Once we understand that obesity is a hormonal, not a caloric imbalance, then we can adjust our diet to balance our hormones. This includes adjusting  what we eat, but also when we eat. Reducing dietary sugars, and refined carbohydrates helps to reduce insulin levels, as does adding fiber, vinegar and fermented foods to the diet.

Just as important, but little discussed is the issue of meal timing. The average number of times Americans eat has increased from an average of three per day in 1977 to almost six in 2005. This is not a coincidence. By continually eating, we instruct our body to store incoming food energy as fat, and we do not allow time to digest and metabolize the food we’ve already eaten. By eliminating snacking and increasing the nighttime fasting period, we can lose weight by encouraging our bodies to use up the food we’ve already eaten.

The reason you haven’t been able to lose the weight is because you’ve followed the wrong advice – eat less, move more. Sadly, nutritional authorities blame you for this failure instead of their own tired, sad, outdated information.

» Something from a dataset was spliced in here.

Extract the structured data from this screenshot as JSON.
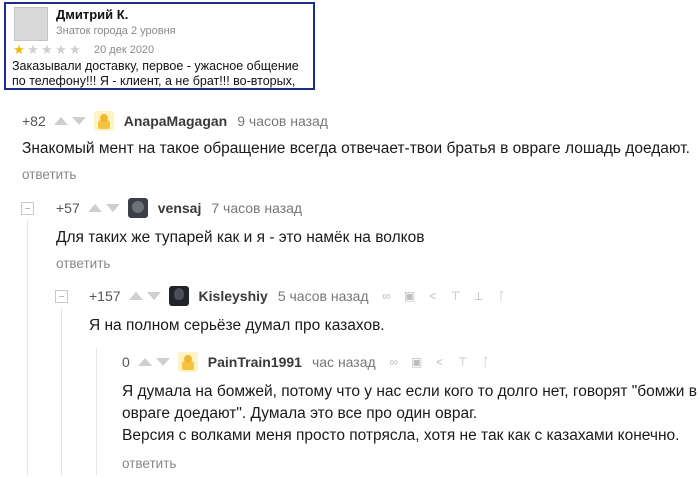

Dr. Jason Fung earned his medical degree at the University of Toronto, where he also completed his internal medicine residency before heading to the University of California, Los Angeles, for his fellowship in nephrology. He currently practices as a kidney specialist in Toronto. He is the chief of the department of medicine at Scarborough General Hospital. In addition to clinical medicine, he is also on the board of directors of Low Carb Diabetes Association and the scientific editor of the Journal of Insulin Resistance. He is the author of “The Obesity Code” and the forthcoming book “The Complete Guide to Fasting.” For more information go to www.intensivedietarymanagement.com.